If you’re looking to stand out at a party, the best ways are always the most daring, like the reversed gender of any popular character—a female Han Solo, or male Catwoman. There’s also going as someone from a major event or tragedy; Zombie James Gandolfini or a Death Panel Doctor are sure to attract attention and/or piss people off. But if you’re looking for something fun that avoids death and politics, try a creative spin on an inanimate object; Hoekstra points to a woman who dressed as Sharknado at Comic Con this year as an example.

If you’re not sure what to make but know your budget, here are Hoekstra’s suggestions for cheap and pro versions of common makeup effects. We’ll see you out there, decked in purple as a male Marie Schrader from Breaking Bad.


Cheap: Corn syrup and food coloring
Ben Nye blood

Scars/Open Wounds
Lipstick/black eyeliner/white eyeliner
Pre-made prosthetics

Toilet paper and liquid latex
“Coagulated” blood from Ben Nye

Pale Skin
Grocery-store liquid foundation in a lighter skin tone
Water-based “cake” makeup, usually purchased at a costume shop; and if you need to go green or purple, cake makeup is pretty much the only way to go.

Rotten Teeth
Coffee or tea and not brushing
Tooth paint that looks and brushes on dry teeth like nail polish and brushes off with a toothbrush, by Ben Nye or Mehron.

Hair Coloring
Kool-Aid, Jell-O mix or spray paint; dying a (cheap) wig is best—if you have dark hair, it is hard to get bright colors to show.
Temporary hair dyes from a salon store—and a wig

Where to Get It
With more than 700 locations nationwide, Spirit Halloween (multiple locations, SpiritHalloween.com) has the biggest selection in town, so you can outfit the whole family, including pets. Hard-core costumers will marvel at the huge selection of thematically specific accessories—the website features 13 different pirate hats—and appreciate the chance to order prescription theatrical contact lenses. Those still scratching their heads over which costume to choose can find a huge variety of pre-made outfits, group costumes and basic yet scarily specific themes, from evil clowns to flappers.

If you’re in a Halloween state of mind all year, you can stop by Spoox Boutique (3453 S. State, Salt Lake City, 801-867-2777) to grab a last few accessories for that costume you’ve been working on since December and browse the year-round horror shop’s selection of creepy-themed décor and gift items. After all, one couldn’t be a proper Halloween party host without serving booze from a skull-shaped decanter and displaying disturbing local art on the walls.

Mask Costumes doesn’t stop at Halloween; you can get outfitted for upcoming renaissance faires, masquerade balls and self-produced plays here, too. The store’s two locations (718 E. 3900 South, Salt Lake City, 801-268-8466; 1826 W. 5400 South, Taylorsville, 801-828-3484, MaskCostumes.com) offer costume kits and inexpensive wigs to purchase. Costume perfectionists can find high-quality, customizable wigs, as well as costume rentals and professional-grade makeup, adhesives and tools; you can even hire a makeup professional to teach you how to be authentically gory or historically harlot-y.

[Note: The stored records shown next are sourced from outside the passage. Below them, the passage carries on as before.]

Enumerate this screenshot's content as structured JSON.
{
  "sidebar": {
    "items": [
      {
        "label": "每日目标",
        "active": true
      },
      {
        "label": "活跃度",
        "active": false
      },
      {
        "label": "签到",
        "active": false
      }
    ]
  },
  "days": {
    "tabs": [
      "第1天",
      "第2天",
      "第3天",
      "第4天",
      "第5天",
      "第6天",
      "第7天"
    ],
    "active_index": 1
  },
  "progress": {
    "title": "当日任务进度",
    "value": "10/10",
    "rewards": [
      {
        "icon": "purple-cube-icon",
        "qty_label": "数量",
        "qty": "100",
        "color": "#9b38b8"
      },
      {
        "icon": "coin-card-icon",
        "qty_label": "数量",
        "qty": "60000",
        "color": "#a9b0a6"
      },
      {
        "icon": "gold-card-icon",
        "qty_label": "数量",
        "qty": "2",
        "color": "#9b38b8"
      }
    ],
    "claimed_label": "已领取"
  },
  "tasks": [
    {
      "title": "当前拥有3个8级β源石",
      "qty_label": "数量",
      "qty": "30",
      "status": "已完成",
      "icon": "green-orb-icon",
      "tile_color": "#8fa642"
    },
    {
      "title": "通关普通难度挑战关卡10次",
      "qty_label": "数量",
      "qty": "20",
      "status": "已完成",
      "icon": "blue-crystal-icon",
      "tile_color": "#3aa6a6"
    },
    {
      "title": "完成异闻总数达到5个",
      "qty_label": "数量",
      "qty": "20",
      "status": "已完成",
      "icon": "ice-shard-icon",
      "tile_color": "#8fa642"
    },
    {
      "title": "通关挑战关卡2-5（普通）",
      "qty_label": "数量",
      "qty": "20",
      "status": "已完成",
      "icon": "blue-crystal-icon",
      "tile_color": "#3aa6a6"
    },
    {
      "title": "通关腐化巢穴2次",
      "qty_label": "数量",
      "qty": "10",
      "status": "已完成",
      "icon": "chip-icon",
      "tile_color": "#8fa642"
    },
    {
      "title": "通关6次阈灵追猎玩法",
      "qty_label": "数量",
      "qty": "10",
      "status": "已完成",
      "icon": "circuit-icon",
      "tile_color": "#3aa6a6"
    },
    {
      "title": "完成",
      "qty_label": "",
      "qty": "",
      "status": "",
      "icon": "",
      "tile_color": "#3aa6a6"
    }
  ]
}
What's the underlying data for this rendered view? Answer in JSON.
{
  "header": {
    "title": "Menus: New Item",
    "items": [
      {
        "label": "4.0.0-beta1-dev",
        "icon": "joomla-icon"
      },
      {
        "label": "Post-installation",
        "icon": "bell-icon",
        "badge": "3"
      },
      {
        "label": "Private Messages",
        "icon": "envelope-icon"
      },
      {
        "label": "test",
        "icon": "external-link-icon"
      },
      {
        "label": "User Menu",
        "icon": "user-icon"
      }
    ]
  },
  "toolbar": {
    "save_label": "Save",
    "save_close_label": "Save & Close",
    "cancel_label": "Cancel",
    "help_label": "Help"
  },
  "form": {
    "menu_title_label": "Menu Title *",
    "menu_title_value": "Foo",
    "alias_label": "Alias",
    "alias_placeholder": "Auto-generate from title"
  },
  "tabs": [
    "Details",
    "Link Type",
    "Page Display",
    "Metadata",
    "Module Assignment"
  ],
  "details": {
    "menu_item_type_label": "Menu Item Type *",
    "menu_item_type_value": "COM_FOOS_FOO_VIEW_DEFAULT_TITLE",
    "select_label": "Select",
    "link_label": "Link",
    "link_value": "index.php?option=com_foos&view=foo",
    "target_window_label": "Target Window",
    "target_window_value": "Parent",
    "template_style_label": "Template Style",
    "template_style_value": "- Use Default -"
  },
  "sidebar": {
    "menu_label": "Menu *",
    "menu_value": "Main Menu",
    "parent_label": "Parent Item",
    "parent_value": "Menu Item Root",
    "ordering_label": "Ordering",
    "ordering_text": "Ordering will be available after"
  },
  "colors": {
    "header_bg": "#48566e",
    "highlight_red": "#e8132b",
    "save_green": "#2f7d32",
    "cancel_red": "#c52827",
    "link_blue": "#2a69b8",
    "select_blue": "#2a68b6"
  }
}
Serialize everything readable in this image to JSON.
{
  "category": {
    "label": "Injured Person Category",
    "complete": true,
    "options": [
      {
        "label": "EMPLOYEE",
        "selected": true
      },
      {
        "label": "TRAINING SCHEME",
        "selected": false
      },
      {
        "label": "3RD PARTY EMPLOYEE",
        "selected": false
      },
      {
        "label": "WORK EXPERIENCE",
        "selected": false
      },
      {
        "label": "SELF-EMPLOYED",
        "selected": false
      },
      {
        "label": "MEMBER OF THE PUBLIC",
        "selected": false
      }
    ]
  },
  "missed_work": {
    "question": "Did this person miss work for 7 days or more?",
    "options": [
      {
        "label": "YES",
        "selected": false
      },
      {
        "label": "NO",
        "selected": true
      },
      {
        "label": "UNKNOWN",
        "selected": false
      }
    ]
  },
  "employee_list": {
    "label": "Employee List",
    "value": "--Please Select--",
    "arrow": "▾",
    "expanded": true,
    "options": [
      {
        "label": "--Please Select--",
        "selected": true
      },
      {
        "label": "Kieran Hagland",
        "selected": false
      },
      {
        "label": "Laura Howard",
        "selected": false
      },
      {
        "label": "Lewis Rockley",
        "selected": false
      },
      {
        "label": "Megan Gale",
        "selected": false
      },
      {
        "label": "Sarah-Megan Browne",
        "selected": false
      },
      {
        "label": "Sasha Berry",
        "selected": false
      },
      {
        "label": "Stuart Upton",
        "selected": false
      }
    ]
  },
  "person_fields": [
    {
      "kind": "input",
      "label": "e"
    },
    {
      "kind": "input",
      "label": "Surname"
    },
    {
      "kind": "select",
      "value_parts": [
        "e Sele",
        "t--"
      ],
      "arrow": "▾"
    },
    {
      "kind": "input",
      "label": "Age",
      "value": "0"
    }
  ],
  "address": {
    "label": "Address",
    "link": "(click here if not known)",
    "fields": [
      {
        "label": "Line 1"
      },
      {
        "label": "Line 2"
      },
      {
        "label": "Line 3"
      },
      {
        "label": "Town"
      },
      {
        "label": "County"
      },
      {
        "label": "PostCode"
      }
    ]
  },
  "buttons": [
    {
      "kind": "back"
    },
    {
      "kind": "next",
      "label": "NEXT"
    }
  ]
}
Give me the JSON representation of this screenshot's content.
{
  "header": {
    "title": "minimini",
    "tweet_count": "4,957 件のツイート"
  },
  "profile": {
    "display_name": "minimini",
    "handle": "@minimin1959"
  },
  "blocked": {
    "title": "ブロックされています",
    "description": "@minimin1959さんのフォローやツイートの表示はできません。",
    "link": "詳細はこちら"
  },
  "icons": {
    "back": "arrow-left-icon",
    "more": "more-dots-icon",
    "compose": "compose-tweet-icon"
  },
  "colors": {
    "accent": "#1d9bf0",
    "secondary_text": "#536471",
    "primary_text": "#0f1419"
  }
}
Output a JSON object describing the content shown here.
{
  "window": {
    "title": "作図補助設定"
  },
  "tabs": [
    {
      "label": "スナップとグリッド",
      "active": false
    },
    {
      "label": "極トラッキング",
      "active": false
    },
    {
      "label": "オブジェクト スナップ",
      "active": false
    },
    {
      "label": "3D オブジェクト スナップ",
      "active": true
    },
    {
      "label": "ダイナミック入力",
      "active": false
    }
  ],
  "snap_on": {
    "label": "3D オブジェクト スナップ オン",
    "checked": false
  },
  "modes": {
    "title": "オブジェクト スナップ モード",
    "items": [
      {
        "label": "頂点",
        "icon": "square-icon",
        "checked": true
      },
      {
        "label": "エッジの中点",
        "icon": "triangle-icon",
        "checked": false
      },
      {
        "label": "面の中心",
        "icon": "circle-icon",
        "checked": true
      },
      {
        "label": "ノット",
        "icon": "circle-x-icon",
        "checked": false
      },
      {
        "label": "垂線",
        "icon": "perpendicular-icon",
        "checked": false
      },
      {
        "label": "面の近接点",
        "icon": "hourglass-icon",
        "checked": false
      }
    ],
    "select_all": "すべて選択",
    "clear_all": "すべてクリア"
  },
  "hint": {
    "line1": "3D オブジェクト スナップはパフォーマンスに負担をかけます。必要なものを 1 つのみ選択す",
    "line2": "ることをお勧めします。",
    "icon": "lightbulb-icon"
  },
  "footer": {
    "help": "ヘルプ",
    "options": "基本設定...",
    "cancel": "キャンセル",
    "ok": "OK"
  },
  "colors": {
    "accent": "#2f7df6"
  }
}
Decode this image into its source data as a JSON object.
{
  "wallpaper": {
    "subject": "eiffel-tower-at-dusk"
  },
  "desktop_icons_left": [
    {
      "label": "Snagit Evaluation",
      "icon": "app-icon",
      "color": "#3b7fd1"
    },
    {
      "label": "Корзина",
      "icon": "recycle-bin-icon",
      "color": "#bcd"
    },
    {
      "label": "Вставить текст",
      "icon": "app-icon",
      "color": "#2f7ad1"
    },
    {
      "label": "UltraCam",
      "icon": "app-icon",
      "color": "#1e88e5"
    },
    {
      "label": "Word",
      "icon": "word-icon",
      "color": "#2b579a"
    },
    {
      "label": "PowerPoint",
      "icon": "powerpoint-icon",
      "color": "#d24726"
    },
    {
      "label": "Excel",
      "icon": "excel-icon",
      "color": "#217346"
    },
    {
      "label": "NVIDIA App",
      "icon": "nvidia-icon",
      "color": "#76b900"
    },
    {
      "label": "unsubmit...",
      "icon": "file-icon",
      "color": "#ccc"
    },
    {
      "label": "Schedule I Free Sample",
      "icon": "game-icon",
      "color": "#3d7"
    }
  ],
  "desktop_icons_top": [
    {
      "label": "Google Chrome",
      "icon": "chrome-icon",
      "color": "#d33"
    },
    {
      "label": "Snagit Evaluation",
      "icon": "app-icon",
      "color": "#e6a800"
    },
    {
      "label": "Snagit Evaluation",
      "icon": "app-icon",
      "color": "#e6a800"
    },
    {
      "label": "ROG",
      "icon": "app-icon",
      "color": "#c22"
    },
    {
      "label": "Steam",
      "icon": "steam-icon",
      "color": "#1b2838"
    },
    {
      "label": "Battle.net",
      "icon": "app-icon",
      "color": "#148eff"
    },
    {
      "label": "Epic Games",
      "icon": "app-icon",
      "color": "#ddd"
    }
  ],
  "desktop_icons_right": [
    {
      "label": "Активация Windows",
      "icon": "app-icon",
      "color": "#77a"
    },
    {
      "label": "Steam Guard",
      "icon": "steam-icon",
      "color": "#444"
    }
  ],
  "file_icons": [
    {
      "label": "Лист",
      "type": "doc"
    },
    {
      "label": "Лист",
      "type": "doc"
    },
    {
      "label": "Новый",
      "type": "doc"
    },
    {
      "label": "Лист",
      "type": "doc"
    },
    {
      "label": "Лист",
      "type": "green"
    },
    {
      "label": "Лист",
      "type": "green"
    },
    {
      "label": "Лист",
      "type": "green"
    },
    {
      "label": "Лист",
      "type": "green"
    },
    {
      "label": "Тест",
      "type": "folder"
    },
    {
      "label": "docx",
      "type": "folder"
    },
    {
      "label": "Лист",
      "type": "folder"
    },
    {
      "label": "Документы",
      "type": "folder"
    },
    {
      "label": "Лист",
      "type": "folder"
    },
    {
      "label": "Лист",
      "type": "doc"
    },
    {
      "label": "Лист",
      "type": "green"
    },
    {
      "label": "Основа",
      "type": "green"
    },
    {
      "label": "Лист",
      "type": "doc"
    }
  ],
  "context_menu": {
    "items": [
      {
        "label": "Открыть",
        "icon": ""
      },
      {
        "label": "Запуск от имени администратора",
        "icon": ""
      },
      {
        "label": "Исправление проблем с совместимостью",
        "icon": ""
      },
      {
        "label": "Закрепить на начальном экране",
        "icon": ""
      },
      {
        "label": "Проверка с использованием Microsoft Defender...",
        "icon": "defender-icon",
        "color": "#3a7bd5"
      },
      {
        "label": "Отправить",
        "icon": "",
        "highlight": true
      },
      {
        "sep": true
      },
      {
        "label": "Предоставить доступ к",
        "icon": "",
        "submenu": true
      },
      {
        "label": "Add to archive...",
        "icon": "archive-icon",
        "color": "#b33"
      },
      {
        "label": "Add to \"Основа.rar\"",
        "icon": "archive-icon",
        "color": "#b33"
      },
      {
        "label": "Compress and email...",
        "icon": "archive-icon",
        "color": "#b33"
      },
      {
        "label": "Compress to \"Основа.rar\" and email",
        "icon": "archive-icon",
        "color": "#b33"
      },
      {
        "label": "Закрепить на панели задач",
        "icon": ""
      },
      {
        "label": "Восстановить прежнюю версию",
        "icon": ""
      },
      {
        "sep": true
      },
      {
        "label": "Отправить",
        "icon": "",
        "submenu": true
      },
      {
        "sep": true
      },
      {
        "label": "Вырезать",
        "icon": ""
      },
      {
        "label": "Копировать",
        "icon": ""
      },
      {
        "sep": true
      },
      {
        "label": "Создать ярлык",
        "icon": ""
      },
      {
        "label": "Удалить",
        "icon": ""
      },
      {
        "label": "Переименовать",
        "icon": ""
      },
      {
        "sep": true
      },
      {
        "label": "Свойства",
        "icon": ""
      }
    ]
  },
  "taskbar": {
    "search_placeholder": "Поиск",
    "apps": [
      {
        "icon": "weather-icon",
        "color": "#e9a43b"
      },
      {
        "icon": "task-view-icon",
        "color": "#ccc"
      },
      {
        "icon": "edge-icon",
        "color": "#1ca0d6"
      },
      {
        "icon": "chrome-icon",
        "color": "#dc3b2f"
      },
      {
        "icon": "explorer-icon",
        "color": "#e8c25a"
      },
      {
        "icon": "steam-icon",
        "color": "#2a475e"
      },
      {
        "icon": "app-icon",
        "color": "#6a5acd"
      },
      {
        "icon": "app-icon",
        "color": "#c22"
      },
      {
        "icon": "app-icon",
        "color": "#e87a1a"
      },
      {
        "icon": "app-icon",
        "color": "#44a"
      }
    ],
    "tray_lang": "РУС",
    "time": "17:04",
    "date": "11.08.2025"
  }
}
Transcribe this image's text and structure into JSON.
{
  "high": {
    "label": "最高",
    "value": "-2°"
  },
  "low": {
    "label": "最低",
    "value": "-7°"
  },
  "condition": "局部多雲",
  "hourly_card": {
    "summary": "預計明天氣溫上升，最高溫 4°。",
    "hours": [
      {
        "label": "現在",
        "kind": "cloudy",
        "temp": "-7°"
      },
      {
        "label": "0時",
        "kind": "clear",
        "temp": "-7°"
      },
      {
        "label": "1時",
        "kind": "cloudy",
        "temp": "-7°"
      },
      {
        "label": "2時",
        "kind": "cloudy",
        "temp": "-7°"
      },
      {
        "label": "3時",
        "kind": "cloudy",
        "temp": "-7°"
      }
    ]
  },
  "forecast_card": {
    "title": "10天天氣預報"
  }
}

For the DIY-er, it doesn’t get better than Pib’s Exchange (1147 E. Ashton Ave. [2310 South], Salt Lake City, 801-484-7996, PibsExchangeOnline.com), where you can mix and match from the selection of vintage and current styles of clothing, shoes and accessories to create a subtle or ironic costume, or go full-bore with men’s and women’s costumes available for purchase.

While “sexy” costumes have become the norm even at Walmart, anyone who wants to be truly sexy on Halloween (or any time of year) should stop at Blue Boutique (multiple locations, BlueBoutique.com), which takes standard schoolgirl and French maid costumes to the next level of eyebrow-raising naughtiness. It’s also the place to stock up on false eyelashes and sexy masks so that your Halloween role-play can continue through the holiday season.